Origin of exemptMiddle English exempten from Anglo-French exempter from Classical Latin exemptus, past participle of eximere, to take out: see example
Origin of exemptL exemptus
transitive verbex·empt·ed, ex·empt·ing, ex·empts
- To free from an obligation, duty, or liability to which others are subject: exempting the disabled from military service.
- Obsolete To set apart; isolate.
- Freed from an obligation, duty, or liability to which others are subject; excused: persons exempt from jury duty; income exempt from taxation; a beauty somehow exempt from the aging process.
- Not subject to certain federal workplace laws or protections, especially those requiring overtime compensation: exempt employees.
- Obsolete Set apart; isolated.
Origin of exemptMiddle English exempten from Old French exempter from exempt exempt from Latin exemptus past participle of eximere to take out ; see example .
- One who has been released from something.

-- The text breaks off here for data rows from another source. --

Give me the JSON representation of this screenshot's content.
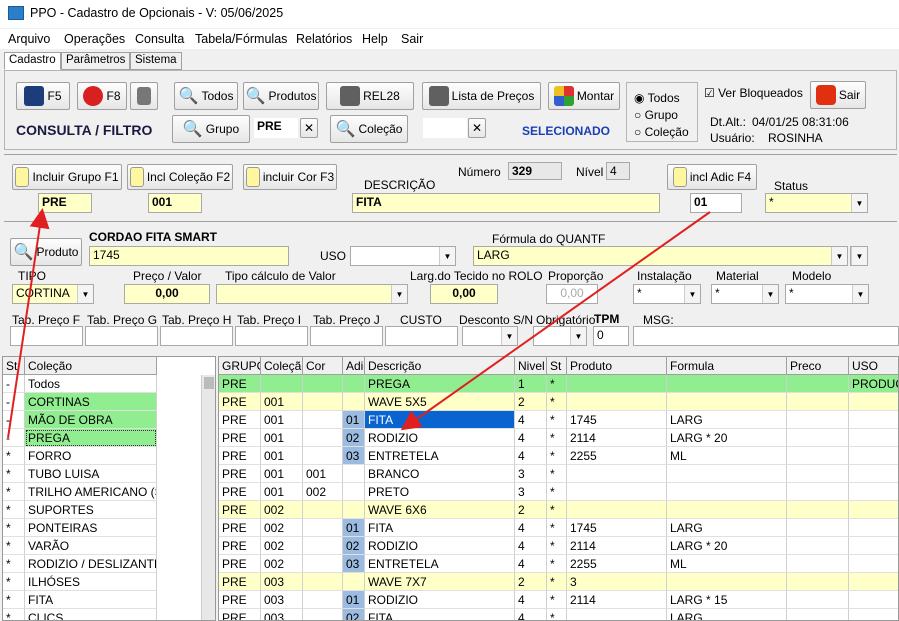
{
  "title": "PPO - Cadastro de Opcionais - V: 05/06/2025",
  "menu": [
    "Arquivo",
    "Operações",
    "Consulta",
    "Tabela/Fórmulas",
    "Relatórios",
    "Help",
    "Sair"
  ],
  "tabs": [
    "Cadastro",
    "Parâmetros",
    "Sistema"
  ],
  "toolbar": {
    "f5": "F5",
    "f8": "F8",
    "todos": "Todos",
    "produtos": "Produtos",
    "rel28": "REL28",
    "lista": "Lista de Preços",
    "montar": "Montar",
    "sair": "Sair",
    "grupo": "Grupo",
    "grupo_value": "PRE",
    "colecao": "Coleção",
    "colecao_value": "",
    "consulta_filtro": "CONSULTA / FILTRO",
    "selecionado": "SELECIONADO",
    "radio": [
      "Todos",
      "Grupo",
      "Coleção"
    ],
    "ver_bloqueados": "Ver Bloqueados",
    "dt_alt_label": "Dt.Alt.:",
    "dt_alt": "04/01/25  08:31:06",
    "usuario_label": "Usuário:",
    "usuario": "ROSINHA"
  },
  "header": {
    "incl_grupo": "Incluir Grupo F1",
    "incl_colecao": "Incl Coleção F2",
    "incl_cor": "incluir Cor F3",
    "incl_adic": "incl Adic F4",
    "numero_label": "Número",
    "numero": "329",
    "nivel_label": "Nível",
    "nivel": "4",
    "descricao_label": "DESCRIÇÃO",
    "grupo": "PRE",
    "colecao": "001",
    "descricao": "FITA",
    "adic": "01",
    "status_label": "Status",
    "status": "*"
  },
  "produto": {
    "btn": "Produto",
    "nome": "CORDAO FITA SMART",
    "codigo": "1745",
    "uso_label": "USO",
    "uso": "",
    "formula_label": "Fórmula do QUANTF",
    "formula": "LARG",
    "tipo_label": "TIPO",
    "tipo": "CORTINA",
    "preco_label": "Preço / Valor",
    "preco": "0,00",
    "tipo_calc_label": "Tipo cálculo de Valor",
    "tipo_calc": "",
    "larg_label": "Larg.do Tecido no ROLO",
    "larg": "0,00",
    "proporcao_label": "Proporção",
    "proporcao": "0,00",
    "instalacao_label": "Instalação",
    "instalacao": "*",
    "material_label": "Material",
    "material": "*",
    "modelo_label": "Modelo",
    "modelo": "*",
    "tab_f": "Tab. Preço F",
    "tab_g": "Tab. Preço G",
    "tab_h": "Tab. Preço H",
    "tab_i": "Tab. Preço I",
    "tab_j": "Tab. Preço J",
    "custo": "CUSTO",
    "desconto": "Desconto S/N",
    "obrigatorio": "Obrigatório",
    "tpm": "TPM",
    "tpm_value": "0",
    "msg": "MSG:"
  },
  "left_grid": {
    "headers": [
      "St",
      "Coleção"
    ],
    "rows": [
      [
        "-",
        "Todos"
      ],
      [
        "-",
        "CORTINAS"
      ],
      [
        "-",
        "MÃO DE OBRA"
      ],
      [
        "-",
        "PREGA"
      ],
      [
        "*",
        "FORRO"
      ],
      [
        "*",
        "TUBO LUISA"
      ],
      [
        "*",
        "TRILHO AMERICANO (SIDN"
      ],
      [
        "*",
        "SUPORTES"
      ],
      [
        "*",
        "PONTEIRAS"
      ],
      [
        "*",
        "VARÃO"
      ],
      [
        "*",
        "RODIZIO / DESLIZANTE"
      ],
      [
        "*",
        "ILHÓSES"
      ],
      [
        "*",
        "FITA"
      ],
      [
        "*",
        "CLICS"
      ]
    ]
  },
  "right_grid": {
    "headers": [
      "GRUPO",
      "Coleção",
      "Cor",
      "Adic",
      "Descrição",
      "Nivel",
      "St",
      "Produto",
      "Formula",
      "Preco",
      "USO"
    ],
    "rows": [
      [
        "PRE",
        "",
        "",
        "",
        "PREGA",
        "1",
        "*",
        "",
        "",
        "",
        "PRODUCAO"
      ],
      [
        "PRE",
        "001",
        "",
        "",
        "WAVE 5X5",
        "2",
        "*",
        "",
        "",
        "",
        ""
      ],
      [
        "PRE",
        "001",
        "",
        "01",
        "FITA",
        "4",
        "*",
        "1745",
        "LARG",
        "",
        ""
      ],
      [
        "PRE",
        "001",
        "",
        "02",
        "RODIZIO",
        "4",
        "*",
        "2114",
        "LARG * 20",
        "",
        ""
      ],
      [
        "PRE",
        "001",
        "",
        "03",
        "ENTRETELA",
        "4",
        "*",
        "2255",
        "ML",
        "",
        ""
      ],
      [
        "PRE",
        "001",
        "001",
        "",
        "BRANCO",
        "3",
        "*",
        "",
        "",
        "",
        ""
      ],
      [
        "PRE",
        "001",
        "002",
        "",
        "PRETO",
        "3",
        "*",
        "",
        "",
        "",
        ""
      ],
      [
        "PRE",
        "002",
        "",
        "",
        "WAVE 6X6",
        "2",
        "*",
        "",
        "",
        "",
        ""
      ],
      [
        "PRE",
        "002",
        "",
        "01",
        "FITA",
        "4",
        "*",
        "1745",
        "LARG",
        "",
        ""
      ],
      [
        "PRE",
        "002",
        "",
        "02",
        "RODIZIO",
        "4",
        "*",
        "2114",
        "LARG * 20",
        "",
        ""
      ],
      [
        "PRE",
        "002",
        "",
        "03",
        "ENTRETELA",
        "4",
        "*",
        "2255",
        "ML",
        "",
        ""
      ],
      [
        "PRE",
        "003",
        "",
        "",
        "WAVE 7X7",
        "2",
        "*",
        "3",
        "",
        "",
        ""
      ],
      [
        "PRE",
        "003",
        "",
        "01",
        "RODIZIO",
        "4",
        "*",
        "2114",
        "LARG * 15",
        "",
        ""
      ],
      [
        "PRE",
        "003",
        "",
        "02",
        "FITA",
        "4",
        "*",
        "",
        "LARG",
        "",
        ""
      ]
    ]
  },
  "colors": {
    "green": "#90ee90",
    "yellow": "#ffffc8",
    "select": "#0a64d0",
    "adic": "#9bbbe0",
    "arrow": "#e02020"
  }
}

- (historical) A type of French police officer.
- (UK) One of four officers of the Yeomen of the Royal Guard, having the rank of corporal; an exon.
(third-person singular simple present exempts, present participle exempting, simple past and past participle exempted)
From Middle French exempt, from Latin exemptus, past participle of eximō. The employement sense is due to the position's exemption from provisions of the Fair Labor Standards Act.
exempt - Legal Definition